  • The Southwest’s other major river basin—the Rio Grande—is also historically dry.

At Great Salt Lake, the 17 named islands that usually exist on the lake, where nesting birds are protected from predators, are now peninsulas. In this “Year of the Shorebird” as designated by Utah’s Governor, the decreased water coming into the shrinking lake is affecting the whole ecosystem with potentially hemispheric implications. Great Salt Lake and its surrounding wetlands create vital habitat in the Western Hemisphere for millions of breeding and migrating shorebirds including more than 56% of the global population of American Avocets and nearly 30% of the global population of Wilson’s Phalaropes. If nothing is done to reverse course, Great Salt Lake risks suffering the fate of other large, saline lakes around the world, the loss of which invariably triggers dramatic harm to communities, local business, and human health.

In the West, we are used to competing demands for scarce water for farms, cities and rural communities, hydropower, recreation, and the environment (typically last in consideration) which can lead to conflict. Audubon’s Western Water team continues to push for all of us to face these risks and plan for water shortages with a changing climate in mind.

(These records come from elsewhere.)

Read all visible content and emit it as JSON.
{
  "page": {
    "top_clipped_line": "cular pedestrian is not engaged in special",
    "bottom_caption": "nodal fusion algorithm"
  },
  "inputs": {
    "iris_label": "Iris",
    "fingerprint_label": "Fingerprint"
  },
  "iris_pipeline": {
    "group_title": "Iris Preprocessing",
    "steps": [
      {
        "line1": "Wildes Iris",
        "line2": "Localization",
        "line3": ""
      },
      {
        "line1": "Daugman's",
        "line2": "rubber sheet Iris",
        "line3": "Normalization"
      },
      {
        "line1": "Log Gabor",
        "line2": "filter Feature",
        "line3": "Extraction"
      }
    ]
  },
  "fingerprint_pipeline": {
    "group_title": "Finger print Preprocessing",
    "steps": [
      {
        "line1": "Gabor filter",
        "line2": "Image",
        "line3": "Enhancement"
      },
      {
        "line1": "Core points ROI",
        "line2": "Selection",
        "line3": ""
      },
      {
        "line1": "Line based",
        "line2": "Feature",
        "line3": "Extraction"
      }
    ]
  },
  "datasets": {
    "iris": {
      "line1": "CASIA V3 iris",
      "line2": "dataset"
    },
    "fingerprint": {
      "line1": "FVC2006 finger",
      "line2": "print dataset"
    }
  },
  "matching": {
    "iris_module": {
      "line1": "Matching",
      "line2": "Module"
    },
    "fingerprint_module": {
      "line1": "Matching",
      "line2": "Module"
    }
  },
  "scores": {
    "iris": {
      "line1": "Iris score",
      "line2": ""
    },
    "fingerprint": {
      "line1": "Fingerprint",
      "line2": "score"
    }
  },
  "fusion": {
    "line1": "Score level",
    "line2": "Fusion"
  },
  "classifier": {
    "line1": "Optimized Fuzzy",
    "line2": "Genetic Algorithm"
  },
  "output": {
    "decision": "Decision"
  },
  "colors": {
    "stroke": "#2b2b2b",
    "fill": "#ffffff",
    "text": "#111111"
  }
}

I keep thinking of that folk song “It Ain’t Gonna Rain No More” from my childhood. My extended family lived through the Dust Bowl in Texas and Oklahoma and went into dryland ranching. This year doesn’t feel like business as usual—it feels like the cusp of another Dust Bowl.

New approaches are needed to adapt to, respond to, and mitigate the compounding and extreme risks of climate change to communities, economies, ecosystems, and the water resources that support them.

This is why Audubon is working in state capitals and in Washington, D.C. to advocate for sensible policies and funding that benefit birds and communities alike. We have worked to ensure that the needs of birds and habitat aren’t carved out of policy decisions and water management.

Audubon is also working to secure water to enhance habitats where water is most needed. Working with partners, we continue to enable and secure water flows in rivers in places like Colorado, New Mexico, Utah, California, and Arizona. And through our science, we are improving our understanding of the long-term health of priority places for birds and how we might better manage the limited water availability into the future. 

With drought conditions persisting now into a third decade and climate change increasingly impacting water supplies and habitat in the West, we urgently need inclusive and equitable long-lasting water solutions for climate resilience. Please join us in advocating for policies, funding, and on-the-ground actions that result in sustainable change.